Performance As Method

While performance studies scholars espouse a range of often innovative methodologies, the ephemeral, subjective nature of performance as its subject matter poses unique challenges. For a majority of those in the field, understanding performance as a way of knowing entails a commitment to participant-observer ethnography as the principal research methodology. Dwight Conquergood, who has written extensively on this issue, sees the performance ethnographer and her "informant" (or the teacher and student, performer and audience) as engaged in reciprocal, collaborative performances. Studying performance in this way foregrounds cultural knowledge as contingent, socially located, embodied, and contested, and implies that the ethnographer is directly implicated in and responsible to the community in which he or she studies. Following from this assumption, performance studies scholars frequently vaunt an open, politicized commitment to a position within their field and understand their performance scholarship as a mode of advocacy as much as analysis. Furthermore, they are frequently practitioners or artists themselves, confusing traditional anthropological distinctions between the subject and object of research.

Additional topics

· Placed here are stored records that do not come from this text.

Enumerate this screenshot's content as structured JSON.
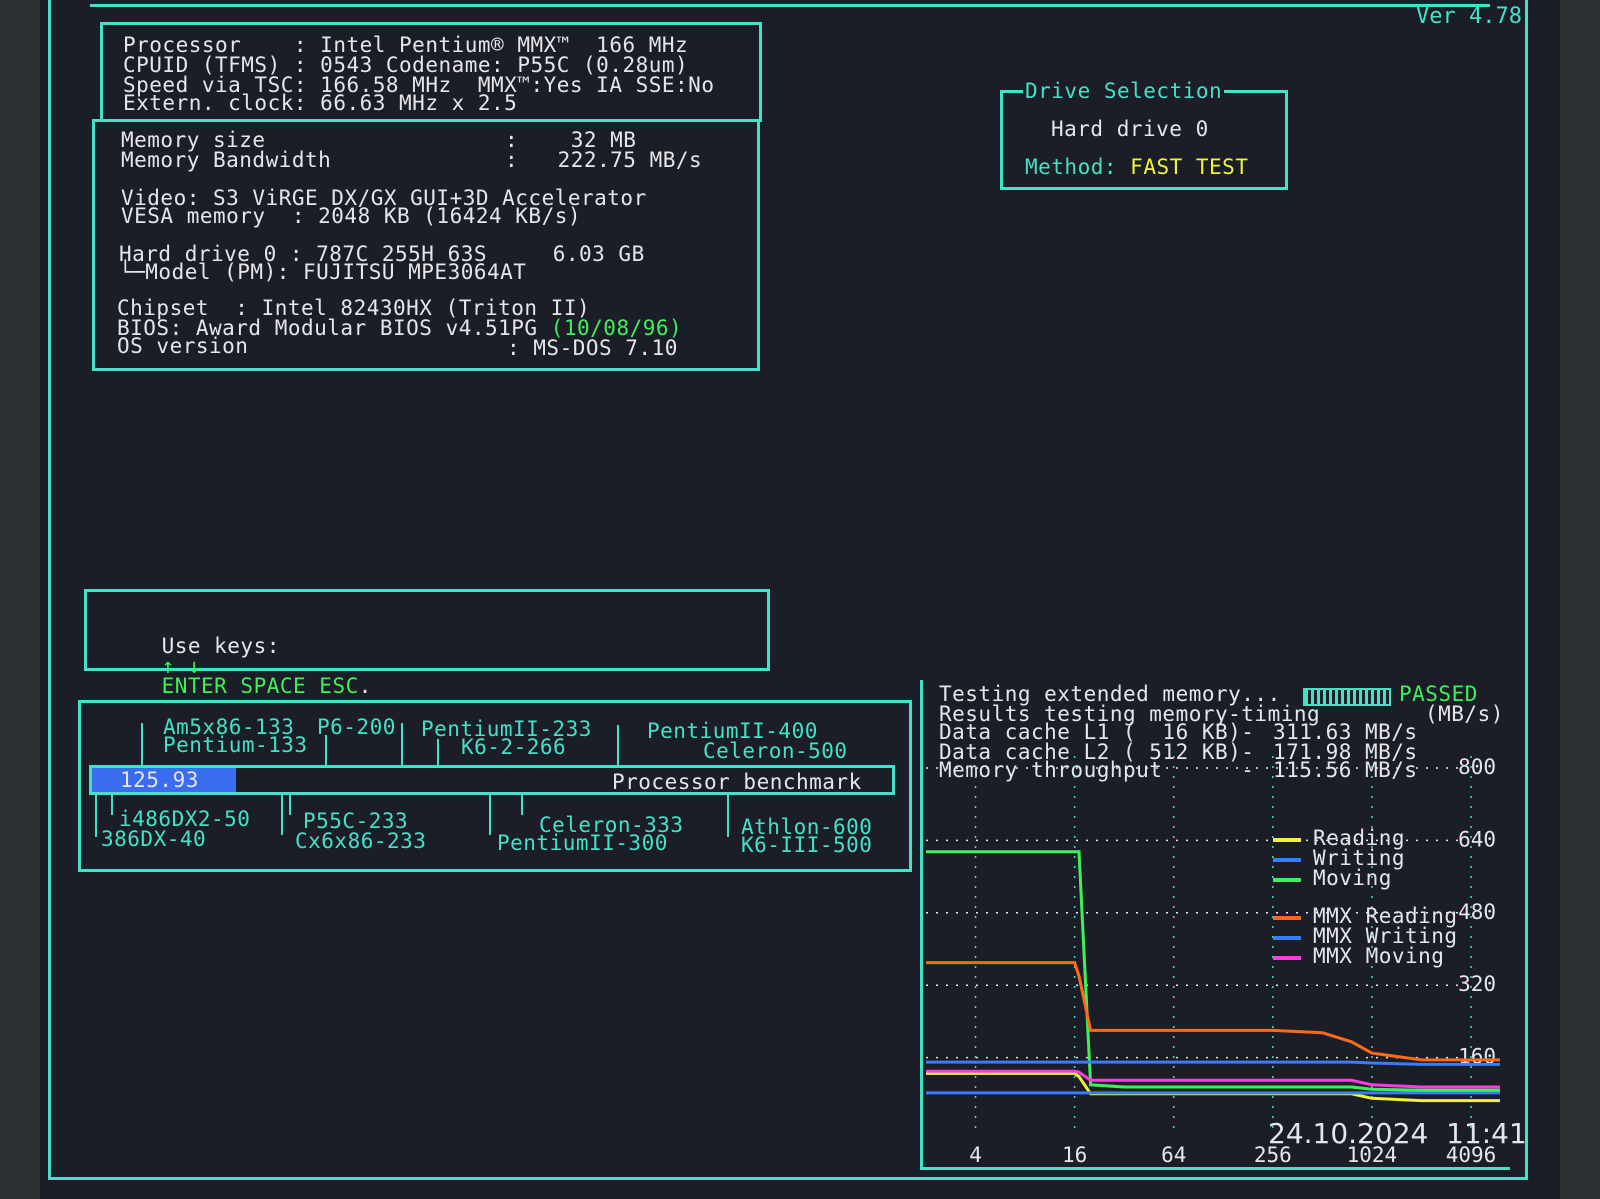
{
  "version": "Ver 4.78",
  "sysinfo": {
    "processor_label": "Processor    :",
    "processor_value": "Intel Pentium® MMX™  166 MHz",
    "cpuid_label": "CPUID (TFMS) :",
    "cpuid_value": "0543 Codename: P55C (0.28um)",
    "speed_label": "Speed via TSC:",
    "speed_value": "166.58 MHz  MMX™:Yes IA SSE:No",
    "extclock_label": "Extern. clock:",
    "extclock_value": "66.63 MHz x 2.5",
    "memsize_label": "Memory size",
    "memsize_value": ":    32 MB",
    "membw_label": "Memory Bandwidth",
    "membw_value": ":   222.75 MB/s",
    "video_line": "Video: S3 ViRGE DX/GX GUI+3D Accelerator",
    "vesa_line": "VESA memory  : 2048 KB (16424 KB/s)",
    "hdd_line": "Hard drive 0 : 787C 255H 63S     6.03 GB",
    "hdd_model_line": "└─Model (PM): FUJITSU MPE3064AT",
    "chipset_line": "Chipset  : Intel 82430HX (Triton II)",
    "bios_line": "BIOS: Award Modular BIOS v4.51PG",
    "bios_date": "(10/08/96)",
    "os_label": "OS version",
    "os_value": ": MS-DOS 7.10"
  },
  "drive_selection": {
    "title": "Drive Selection",
    "drive": "Hard drive 0",
    "method_label": "Method:",
    "method_value": "FAST TEST"
  },
  "keys": {
    "label": "Use keys:",
    "arrows": "↑ ↓",
    "keys": "ENTER SPACE ESC",
    "dot": "."
  },
  "benchmark": {
    "score": "125.93",
    "label": "Processor benchmark",
    "top_refs": [
      "Am5x86-133",
      "P6-200",
      "Pentium-133",
      "PentiumII-233",
      "K6-2-266",
      "PentiumII-400",
      "Celeron-500"
    ],
    "bottom_refs": [
      "i486DX2-50",
      "386DX-40",
      "P55C-233",
      "Cx6x86-233",
      "Celeron-333",
      "PentiumII-300",
      "Athlon-600",
      "K6-III-500"
    ]
  },
  "memtest": {
    "line1_label": "Testing extended memory...",
    "line1_status": "PASSED",
    "line2": "Results testing memory-timing",
    "units": "(MB/s)",
    "l1_label": "Data cache L1 (  16 KB)-",
    "l1_value": "311.63 MB/s",
    "l2_label": "Data cache L2 ( 512 KB)-",
    "l2_value": "171.98 MB/s",
    "mem_label": "Memory throughput      -",
    "mem_value": "115.56 MB/s"
  },
  "chart_data": {
    "type": "line",
    "xlabel": "",
    "ylabel": "",
    "x_ticks": [
      "4",
      "16",
      "64",
      "256",
      "1024",
      "4096"
    ],
    "y_ticks": [
      "160",
      "320",
      "480",
      "640",
      "800"
    ],
    "ylim": [
      0,
      800
    ],
    "x_log2": true,
    "x": [
      2,
      4,
      8,
      16,
      17,
      20,
      32,
      64,
      128,
      256,
      512,
      768,
      1024,
      2048,
      4096,
      6144
    ],
    "series": [
      {
        "name": "Reading",
        "color": "#f2f23a",
        "values": [
          125,
          125,
          125,
          125,
          118,
          80,
          80,
          80,
          80,
          80,
          80,
          80,
          70,
          65,
          65,
          65
        ]
      },
      {
        "name": "Writing",
        "color": "#3a7cff",
        "values": [
          82,
          82,
          82,
          82,
          82,
          82,
          82,
          82,
          82,
          82,
          82,
          82,
          82,
          82,
          82,
          82
        ]
      },
      {
        "name": "Moving",
        "color": "#3ef05a",
        "values": [
          615,
          615,
          615,
          615,
          615,
          100,
          95,
          95,
          95,
          95,
          95,
          95,
          90,
          88,
          88,
          88
        ]
      },
      {
        "name": "MMX Reading",
        "color": "#ff6a1a",
        "values": [
          370,
          370,
          370,
          370,
          340,
          220,
          220,
          220,
          220,
          220,
          215,
          195,
          170,
          155,
          155,
          155
        ]
      },
      {
        "name": "MMX Writing",
        "color": "#3a7cff",
        "values": [
          150,
          150,
          150,
          150,
          150,
          150,
          150,
          150,
          150,
          150,
          150,
          150,
          148,
          145,
          145,
          145
        ]
      },
      {
        "name": "MMX Moving",
        "color": "#ff3ce0",
        "values": [
          130,
          130,
          130,
          130,
          128,
          110,
          110,
          110,
          110,
          110,
          110,
          110,
          100,
          95,
          95,
          95
        ]
      }
    ]
  },
  "timestamp": "24.10.2024  11:41"
}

Science EncyclopediaScience & Philosophy: Thallophyta to ToxicologyTheater and Performance - Performance Studies' Interdisciplinary Genealogy, Performance As Object, Performance As Method, Performance, Performativity, And Theatricality